Jack Baker is leaving his Kansas home to go to boarding school in Maine. His mother has just died and his father is in the Navy. It is WWII and Jack has nowhere else to go. Maine is completely different from Kansas and Jack has a hard time fitting in. He makes friends with weird kid Early, but that doesn’t help him with the other kids. During a school break Jack and Early set out on a quest…a quest to find the great bear and prove that Pi (the number 3.14) is alive. Early is convinced that if he can just complete this quest he will also find his brother Fischer. Fischer was the school golden boy who we are told died fighting in France. Early is convinced he is still alive though. He has concocted a story about Pi, told through the numbers, that explains the journey Pi has to take. Early and Jack’s journey mirrors Pi’s as they head out into the wilderness.

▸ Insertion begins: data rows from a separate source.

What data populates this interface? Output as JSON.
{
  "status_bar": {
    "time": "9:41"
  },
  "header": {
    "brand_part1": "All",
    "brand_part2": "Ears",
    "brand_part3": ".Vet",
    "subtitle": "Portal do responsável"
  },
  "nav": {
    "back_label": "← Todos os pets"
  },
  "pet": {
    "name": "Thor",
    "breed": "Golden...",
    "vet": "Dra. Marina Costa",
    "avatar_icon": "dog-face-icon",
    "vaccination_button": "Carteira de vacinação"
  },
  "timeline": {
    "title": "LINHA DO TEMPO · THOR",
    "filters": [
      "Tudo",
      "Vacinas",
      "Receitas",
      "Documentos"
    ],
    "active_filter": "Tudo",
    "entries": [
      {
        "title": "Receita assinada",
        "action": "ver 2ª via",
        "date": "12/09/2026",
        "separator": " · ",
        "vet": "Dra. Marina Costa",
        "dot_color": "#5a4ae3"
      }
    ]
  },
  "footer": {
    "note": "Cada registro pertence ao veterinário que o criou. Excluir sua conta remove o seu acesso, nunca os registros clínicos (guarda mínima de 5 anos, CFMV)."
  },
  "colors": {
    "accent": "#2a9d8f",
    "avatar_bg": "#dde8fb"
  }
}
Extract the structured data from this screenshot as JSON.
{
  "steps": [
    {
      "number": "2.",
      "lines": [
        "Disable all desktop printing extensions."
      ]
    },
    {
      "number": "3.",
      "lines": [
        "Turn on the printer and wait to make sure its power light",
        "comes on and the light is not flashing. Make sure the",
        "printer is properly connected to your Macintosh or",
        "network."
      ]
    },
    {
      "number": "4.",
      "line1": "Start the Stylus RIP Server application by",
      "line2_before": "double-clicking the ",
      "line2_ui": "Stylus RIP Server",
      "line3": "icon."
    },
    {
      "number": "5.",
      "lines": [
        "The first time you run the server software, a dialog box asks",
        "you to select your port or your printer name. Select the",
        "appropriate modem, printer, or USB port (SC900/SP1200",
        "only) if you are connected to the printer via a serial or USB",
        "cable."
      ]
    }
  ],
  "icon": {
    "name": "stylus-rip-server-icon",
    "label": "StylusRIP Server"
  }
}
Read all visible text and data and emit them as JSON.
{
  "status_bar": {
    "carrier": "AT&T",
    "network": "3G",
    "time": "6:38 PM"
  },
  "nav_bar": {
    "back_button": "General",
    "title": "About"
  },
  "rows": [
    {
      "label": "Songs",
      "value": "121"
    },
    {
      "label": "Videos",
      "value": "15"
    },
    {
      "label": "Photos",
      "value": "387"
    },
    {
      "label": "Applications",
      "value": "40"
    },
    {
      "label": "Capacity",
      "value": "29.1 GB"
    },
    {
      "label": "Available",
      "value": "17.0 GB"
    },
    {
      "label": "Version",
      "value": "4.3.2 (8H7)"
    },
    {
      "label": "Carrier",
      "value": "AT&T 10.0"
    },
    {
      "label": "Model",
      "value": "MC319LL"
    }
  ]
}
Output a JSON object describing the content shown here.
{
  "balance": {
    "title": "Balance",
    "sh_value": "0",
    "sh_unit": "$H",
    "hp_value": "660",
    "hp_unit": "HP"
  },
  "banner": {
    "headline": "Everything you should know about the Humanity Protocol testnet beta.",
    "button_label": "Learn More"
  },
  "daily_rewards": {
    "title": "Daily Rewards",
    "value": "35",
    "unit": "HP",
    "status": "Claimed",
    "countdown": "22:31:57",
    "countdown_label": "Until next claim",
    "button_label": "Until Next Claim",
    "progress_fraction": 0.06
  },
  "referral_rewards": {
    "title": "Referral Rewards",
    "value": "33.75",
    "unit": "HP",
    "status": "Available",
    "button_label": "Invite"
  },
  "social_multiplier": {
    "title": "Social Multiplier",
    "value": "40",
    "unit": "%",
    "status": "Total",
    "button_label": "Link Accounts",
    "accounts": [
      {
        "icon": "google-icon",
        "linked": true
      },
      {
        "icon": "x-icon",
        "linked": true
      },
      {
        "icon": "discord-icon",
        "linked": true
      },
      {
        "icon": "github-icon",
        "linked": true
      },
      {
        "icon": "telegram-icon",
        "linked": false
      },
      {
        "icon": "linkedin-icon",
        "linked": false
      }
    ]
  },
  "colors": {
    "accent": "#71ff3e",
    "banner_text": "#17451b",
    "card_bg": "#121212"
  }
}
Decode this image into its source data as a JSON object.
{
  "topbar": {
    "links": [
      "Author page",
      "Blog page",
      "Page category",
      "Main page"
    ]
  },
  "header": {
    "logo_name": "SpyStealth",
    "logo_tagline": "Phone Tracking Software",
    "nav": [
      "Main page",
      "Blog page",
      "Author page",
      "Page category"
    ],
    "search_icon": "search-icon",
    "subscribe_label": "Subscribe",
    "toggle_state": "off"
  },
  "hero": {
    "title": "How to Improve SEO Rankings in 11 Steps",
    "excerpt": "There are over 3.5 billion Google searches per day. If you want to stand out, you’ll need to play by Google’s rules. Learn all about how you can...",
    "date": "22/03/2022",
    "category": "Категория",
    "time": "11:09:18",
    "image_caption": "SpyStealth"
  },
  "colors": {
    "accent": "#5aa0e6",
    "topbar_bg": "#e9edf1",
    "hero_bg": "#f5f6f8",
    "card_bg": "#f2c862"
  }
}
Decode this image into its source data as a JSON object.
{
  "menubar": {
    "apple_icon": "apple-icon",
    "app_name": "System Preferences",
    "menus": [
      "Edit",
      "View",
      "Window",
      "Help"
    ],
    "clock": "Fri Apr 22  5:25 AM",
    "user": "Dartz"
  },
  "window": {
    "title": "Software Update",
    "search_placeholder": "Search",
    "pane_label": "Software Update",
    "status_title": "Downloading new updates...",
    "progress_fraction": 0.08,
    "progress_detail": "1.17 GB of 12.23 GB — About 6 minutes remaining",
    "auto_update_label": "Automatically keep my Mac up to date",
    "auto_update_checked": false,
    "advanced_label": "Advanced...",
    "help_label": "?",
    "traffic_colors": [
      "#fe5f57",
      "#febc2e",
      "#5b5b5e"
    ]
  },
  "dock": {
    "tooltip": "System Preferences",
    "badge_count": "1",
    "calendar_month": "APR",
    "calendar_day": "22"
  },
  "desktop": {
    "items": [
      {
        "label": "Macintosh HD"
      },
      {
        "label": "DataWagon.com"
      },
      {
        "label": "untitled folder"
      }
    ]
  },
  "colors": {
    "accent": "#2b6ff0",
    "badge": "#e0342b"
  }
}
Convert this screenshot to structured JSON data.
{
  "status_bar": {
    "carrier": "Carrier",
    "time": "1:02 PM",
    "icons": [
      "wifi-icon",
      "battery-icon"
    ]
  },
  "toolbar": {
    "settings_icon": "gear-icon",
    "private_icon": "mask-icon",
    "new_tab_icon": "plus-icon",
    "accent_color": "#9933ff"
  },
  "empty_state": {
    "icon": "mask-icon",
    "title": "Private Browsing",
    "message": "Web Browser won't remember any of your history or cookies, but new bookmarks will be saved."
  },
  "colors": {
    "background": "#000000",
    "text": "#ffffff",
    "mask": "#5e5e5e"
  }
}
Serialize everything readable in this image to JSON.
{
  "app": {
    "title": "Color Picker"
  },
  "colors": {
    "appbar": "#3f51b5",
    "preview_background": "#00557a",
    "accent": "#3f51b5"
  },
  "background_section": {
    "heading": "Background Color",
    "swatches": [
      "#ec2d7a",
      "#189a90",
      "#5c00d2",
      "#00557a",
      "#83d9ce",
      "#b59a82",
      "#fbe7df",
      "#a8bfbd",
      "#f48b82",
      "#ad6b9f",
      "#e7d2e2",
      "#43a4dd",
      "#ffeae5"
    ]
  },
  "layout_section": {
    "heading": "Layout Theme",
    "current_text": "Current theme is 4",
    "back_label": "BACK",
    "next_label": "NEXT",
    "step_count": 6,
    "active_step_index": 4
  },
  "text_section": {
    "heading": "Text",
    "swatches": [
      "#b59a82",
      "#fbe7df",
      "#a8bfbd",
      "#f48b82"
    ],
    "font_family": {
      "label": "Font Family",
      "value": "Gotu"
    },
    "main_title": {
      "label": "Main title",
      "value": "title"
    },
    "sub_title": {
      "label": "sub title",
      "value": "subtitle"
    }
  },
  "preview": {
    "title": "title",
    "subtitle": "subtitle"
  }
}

I wasn’t quite sure what to think of this book as I was reading it, but I couldn’t put it down. Clare Vanderpool is completely unique in her storytelling. The whole time I was reading I was getting flashes of the types of stories Mark Twain would write, but this was different. There is a quest as Early and Jack set out down the river to find the great black bear. Along the way there are obstacles that distract them from their quest. What I found really interesting was how Pi’s story was woven through their own. As Early tells the story of Pi, his adventures are reflected in the boys’ adventures. Of course they are rewarded at the end of their quest but not in the way I expected. This is a unique and beautiful story about friendship and family and determination.